The nuns called the priest Papa (Valeriu Andriuta) and the senior nun Mama (Dana Tapalaga) and if they have little, they at least have each other and a mission that is ordained for them and a fearful worldview that keeps them in place. Papa tells his flock, "For the true believer, even entering a non-Orthodox church is a sin." The world is full of sin and the devil and his temptations everywhere.
You might ask where is Christ's love? When Alina asks Voichita has friends in this church, she replies, "I don't have close friends here. We help each other."
That sounds fine and dandy until Voichita explains her relationship with Alina to another nun saying, "She protected me." The other nun inquires "What did she want in exchange?" In a place where poverty is the norm, every human transaction is a trade off.

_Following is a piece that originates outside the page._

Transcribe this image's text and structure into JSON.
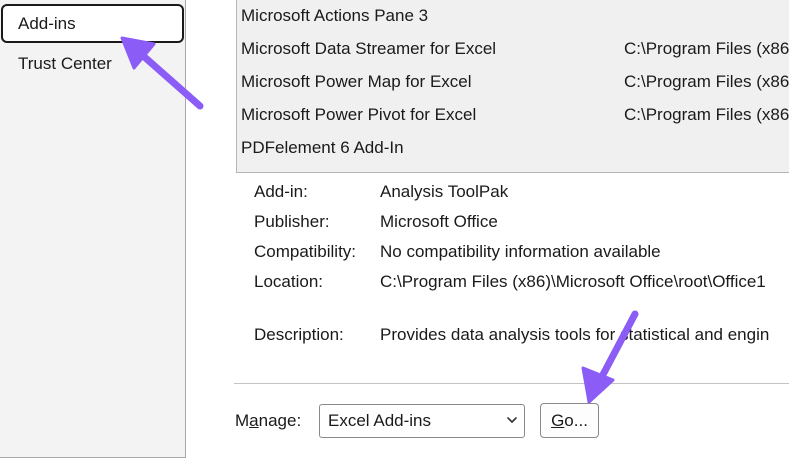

Alina is 24 and that's an age when certain things start emerging. Perhaps she has shown signs of her problem before, but who would have noticed? When her behavior forces the nuns to take her to a hospital, she's restrained. Eventually, the doctor instructs the nuns to take her back and keep her calm but while he prescribes two medications for mental illness, he never mentions his diagnosis. Instead he discusses the cost. One is expensive, but he's sure they'll manage somehow. Just as he seems to be sure they'll be able to manage Alina.

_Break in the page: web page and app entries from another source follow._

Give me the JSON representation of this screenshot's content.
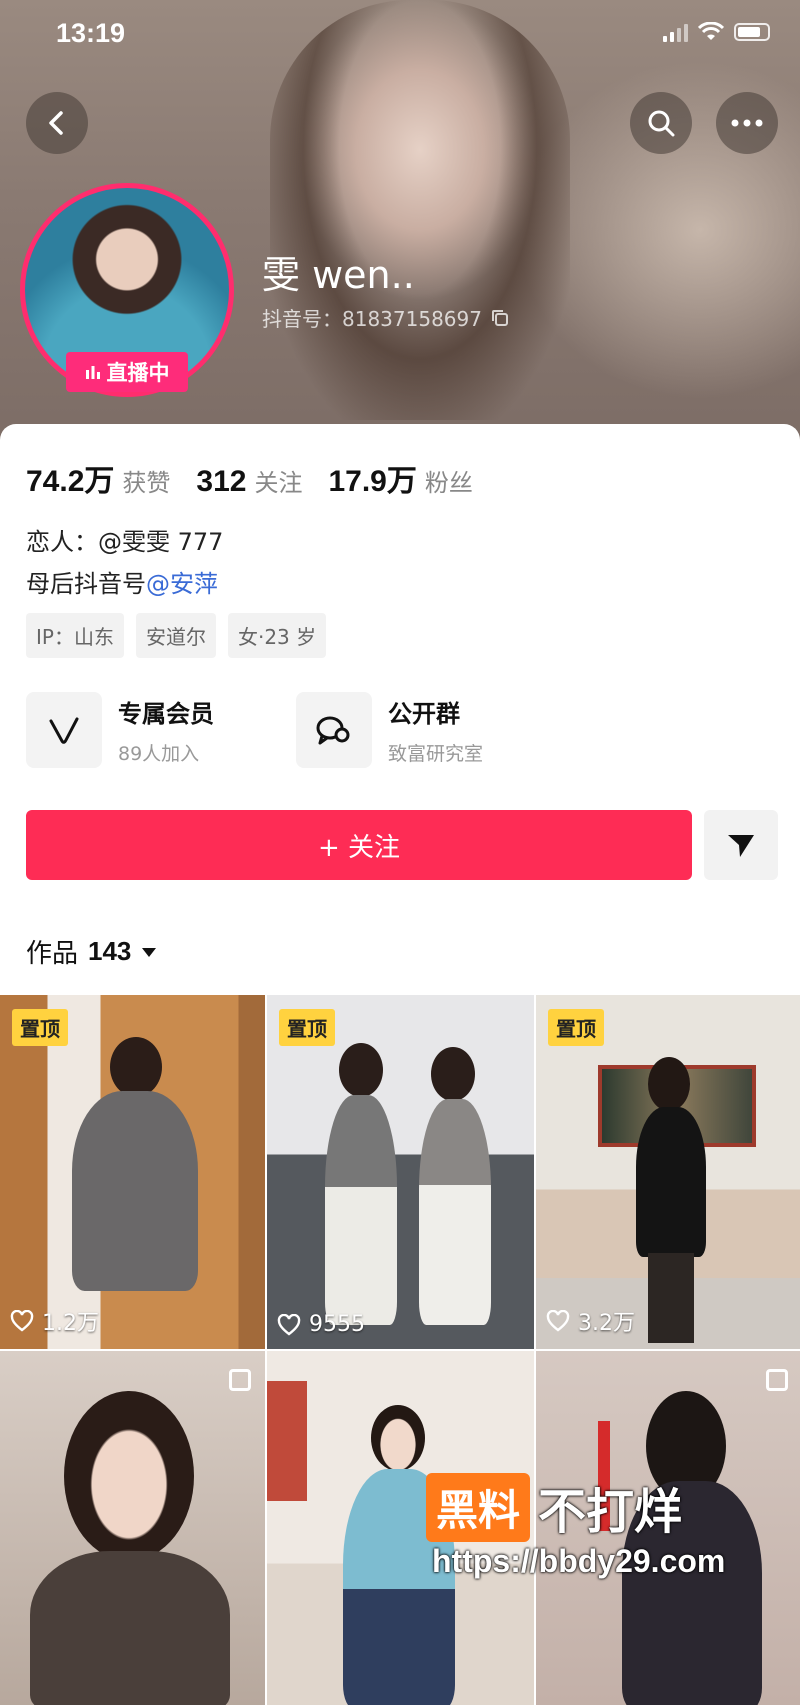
{
  "status_bar": {
    "time": "13:19"
  },
  "profile": {
    "name": "雯 wen..",
    "douyin_id": "抖音号：81837158697",
    "live_badge": "直播中",
    "accent": "#fe2c55"
  },
  "stats": [
    {
      "value": "74.2万",
      "label": "获赞"
    },
    {
      "value": "312",
      "label": "关注"
    },
    {
      "value": "17.9万",
      "label": "粉丝"
    }
  ],
  "bio": {
    "line1": "恋人：@雯雯 777",
    "line2_prefix": "母后抖音号",
    "line2_mention": "@安萍"
  },
  "tags": [
    "IP：山东",
    "安道尔",
    "女·23 岁"
  ],
  "features": [
    {
      "title": "专属会员",
      "subtitle": "89人加入",
      "icon": "vip-icon"
    },
    {
      "title": "公开群",
      "subtitle": "致富研究室",
      "icon": "chat-group-icon"
    }
  ],
  "follow_button": "+ 关注",
  "works": {
    "label": "作品",
    "count": "143"
  },
  "grid": [
    {
      "pinned": "置顶",
      "likes": "1.2万"
    },
    {
      "pinned": "置顶",
      "likes": "9555"
    },
    {
      "pinned": "置顶",
      "likes": "3.2万"
    },
    {},
    {},
    {}
  ],
  "watermark": {
    "box": "黑料",
    "text": "不打烊",
    "url": "https://bbdy29.com"
  }
}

The first drug, Zyprexa, is for schizophrenia and bipolar treatment. Side effects include restlessness, apnea, irritability and even heart attack. The second drug is Levomepromazine which is also also used for schizophrenia and manic phases of bipolar disorder.
The doctor doesn't directly address Alina's problems and never mentions mental illness, leaving the nuns ill-prepared for what happens. They restrain Alina (after all, that's what the nurses and doctors at the hospital did), but also believe that she must have committed some pretty heavy sins. Caught between the god-fearing nuns and a priest who believes nearly everything is a sin and a callous medical organization that like the church might also have some economic bottom-line concerns, Alina is without an advocate who can explain or understand her mental problems.
Voichita's church could easily be mistaken for a life in another time and you imagine that in the past this was how the mentally ill might have been treated--with deadly treatments by well-meaning exorcists. Perhaps not in the too distant past, the mentally ill were considered witches. The poverty of Romania might be an excuse, but do we in America have a better answer? Studies about homelessness in America estimate that about 25 percent of the homeless have a serious mental illness.
The 2012 romantic comedy, "Silver Linings Playbook" tackled the issue of bipolar disorder and OCD. The main character, Pat (Bradley Cooper), has his family to fall back on. Evidence of the disorder in other family members shows that the problem may have been undiagnosed. Even with a loving family and friends, dealing with the mental illness isn't easy as "Silver Linings Playbook" reveals with good humor and a bit more optimism than most families have.
"Silver Linings Playbook" puts faith in oneself as being important as family. In "Beyond the Hills," faith could be seen as the anchor that keeps Romania in the superstitious past, but would Voichita need her church and religious family if she had other avenues of economic hope, if she felt safe in the outside world of Romania?
Would the hospital have cared more if she was a man? That's not the feeling I got. The doctor seemed callous but not necessarily sexist.
"Beyond the Hills" is an unflinching look at poverty and mental illness, using a true event in a non-exploitive way. In Romanian with English subtitles at the Pasadena Laemmle Playhouse 7 beginning 15 March 2013.